#### [Records to process]
────
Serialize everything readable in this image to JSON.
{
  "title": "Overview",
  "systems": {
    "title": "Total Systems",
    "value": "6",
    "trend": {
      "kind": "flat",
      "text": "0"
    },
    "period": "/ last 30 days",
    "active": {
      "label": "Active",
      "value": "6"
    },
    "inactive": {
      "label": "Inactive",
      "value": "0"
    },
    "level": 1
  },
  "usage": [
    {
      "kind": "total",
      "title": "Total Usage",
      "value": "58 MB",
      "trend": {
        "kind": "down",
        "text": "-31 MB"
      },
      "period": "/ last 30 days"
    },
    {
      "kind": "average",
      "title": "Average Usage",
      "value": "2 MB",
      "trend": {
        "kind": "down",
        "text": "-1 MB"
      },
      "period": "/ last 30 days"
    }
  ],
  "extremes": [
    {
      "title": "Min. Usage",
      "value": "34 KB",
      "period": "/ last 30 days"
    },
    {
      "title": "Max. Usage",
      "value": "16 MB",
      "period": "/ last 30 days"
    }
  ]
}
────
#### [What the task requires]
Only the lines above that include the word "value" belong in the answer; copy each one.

#### [Task response]
    "value": "6",
      "value": "6"
      "value": "0"
      "value": "58 MB",
      "value": "2 MB",
      "value": "34 KB",
      "value": "16 MB",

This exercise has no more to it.